Sunday, September 14, 2008

Madeline Tobias Comes Home

The article below was published in the Joplin Globe on September 9, 1946. The headline read: “Abducted child reunited with mother, father.” It’s a feel-good story with a strange twist, but gives some insight into what was questionably a more innocent era. I’ve published the article in its entirety.

Terre Haute, Indiana, Sept 9, 1946 — A four-day search for 3-year-old Madeline Tobias ended when the brown-eyed little blonde was found in a humble home here today and she was restored this afternoon to her parents, Mr. and Mrs. Philip Tobias of Kansas City.

Shortly after Madeline was found police took into custody 22-year-old Mildred Louise Everett, a former inmate of the Ohio Girls' industrial school at Delaware, Ohio. FBI agents from Indianapolis took charge of the young woman and said a federal kidnapping charge had been filed against her in Kansas City.

Robert Vance, chief of detectives, said Mildred admitted taking the child from the Tobias home in which she had been employed as a maid and gave as her only excuse: "I loved the little girl and wanted her for my own."

Hitch-Hiked Rides

At Massilon, Ohio, Mildred's mother, said: "Mildred just loved children. She never had any of her own and that is probably why she took the Tobias child. She has never harmed any one, and I'm sure she would not."

Vance said little "Toby" apparently suffered no ill effects and no harm during the four days' absence from her home, although Mildred told of making the trip from Kansas City to Terre Haute by hitch-hiking and of sleeping one night in a fence corner.

This was the reunion scene: "Toby," freshly scrubbed at the Friendly Inn, a Terre Haute home for transients, was dressed in a pink pinafore provided by police. A pink ribbon was tied in her blonde tresses.

She was then taken to the office of Police Chief Forest Braden where she sat on the officer's desk, swinging her tiny feet.

Sped From Airport

The parents sped from the airport early this afternoon and were ushered into Braden's office.

Mrs. Tobias rushed to the desk and grabbed her daughter sobbing: "My baby, my baby. Are you all right? Are you all right?" "I am. They didn't beat me or slap me or anything," the child replied.

Then Mrs. Tobias sank into a chair. Meanwhile the father, beaming with joy, first patted the child and then comforted the distraught mother.

The family left Terre Haute in their chartered plane at 5:30 p. m. on the return trip to Kansas City.

Vance said the accused woman talked freely, describing herself as "one-eighth Creole" and telling of her incarceration in the Ohio industrial school; of two marriages, the first to her step-brother, John William Baker of Zoar, Ohio, and the second to Carl L. Taddley of Salina, Kansas.

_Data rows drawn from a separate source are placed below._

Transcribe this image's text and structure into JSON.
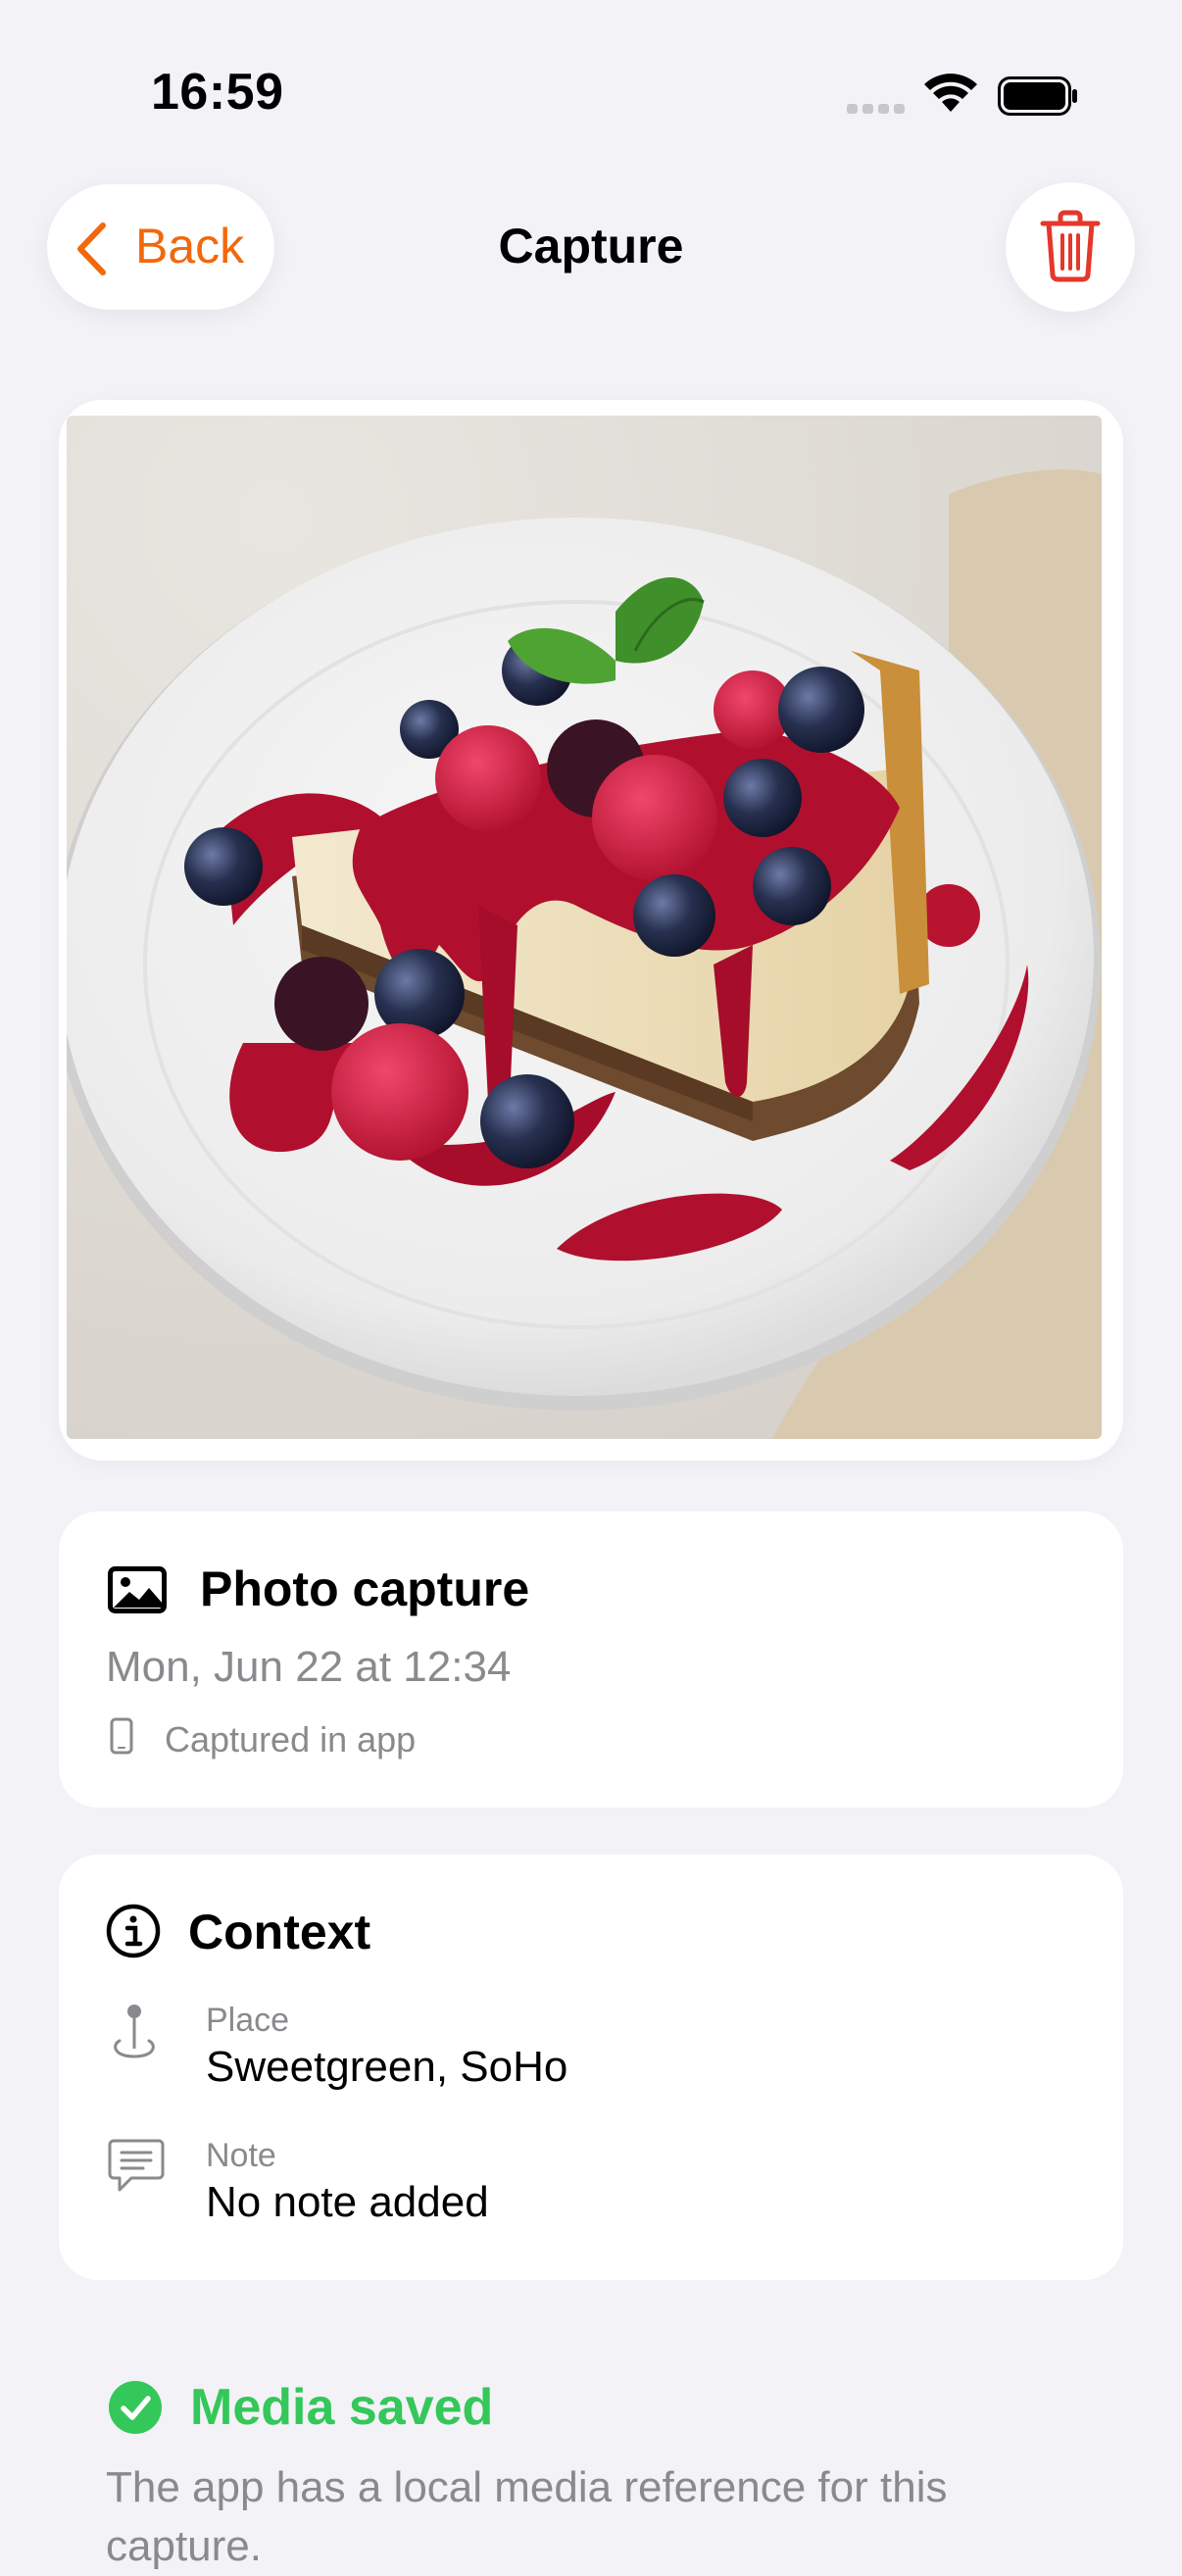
{
  "status_bar": {
    "time": "16:59"
  },
  "nav": {
    "back_label": "Back",
    "title": "Capture",
    "delete_icon": "trash-icon"
  },
  "photo": {
    "description_icon": "cheesecake-photo"
  },
  "capture": {
    "title": "Photo capture",
    "date": "Mon, Jun 22 at 12:34",
    "source": "Captured in app"
  },
  "context": {
    "title": "Context",
    "place_label": "Place",
    "place_value": "Sweetgreen, SoHo",
    "note_label": "Note",
    "note_value": "No note added"
  },
  "saved": {
    "title": "Media saved",
    "description": "The app has a local media reference for this capture."
  },
  "colors": {
    "accent": "#f2680d",
    "delete": "#e5372b",
    "success": "#34c759",
    "secondary_text": "#8a8a8e",
    "background": "#f2f2f7"
  }
}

Neither marriage had been dissolved by divorce, Vance said the young woman told him.

Picture Led to "Break"

The "break" in the kidnapping case came this morning when Omer Funkhouser, who lives at the town of Barnhart near Terre Haute, walked into Chief Vance's office carrying a newspaper picture of Toby. "If I’m not mistaken this little girl has been at my home," he told Vance.

Officers took a look at the little girl and were convinced she was the missing child.

Funkhouser said he had been visiting his mother, Mrs. Mayme Fraizer, in Terre Haute Saturday. There was a little girl there he admired and a woman, who said she was the child's mother, offered to give the child away, saying she was unable to support it.

Funkhouser took the child to his home. He said the woman came to his home Sunday and sought to reclaim the child, but the little girl cried and the woman left.

Vance said that Mildred and "Toby" arrived in Terre Haute Friday night while the nation-wide search for the child was on.

Given Lodging

Vance said Mildred made application for assistance at the Goodwill Industries, a charitable institution, and was given overnight lodging by Mrs. Clova Moore. Mildred, through the institution, obtained employment as a housekeeper in the home of Ben Bailey, next door to the Frazier home. Bailey is the father of seven children, whose mother left home several weeks ago.

Vance said that after recovering Toby, officers went to the Bailey home and found Mildred there. They brought her to police headquarters and soon had her story.

Tobias, a former service man, with an overseas record, said he planned to return to Kansas City as soon as possible with his wife and child. He is employed by a mail company.

No comments: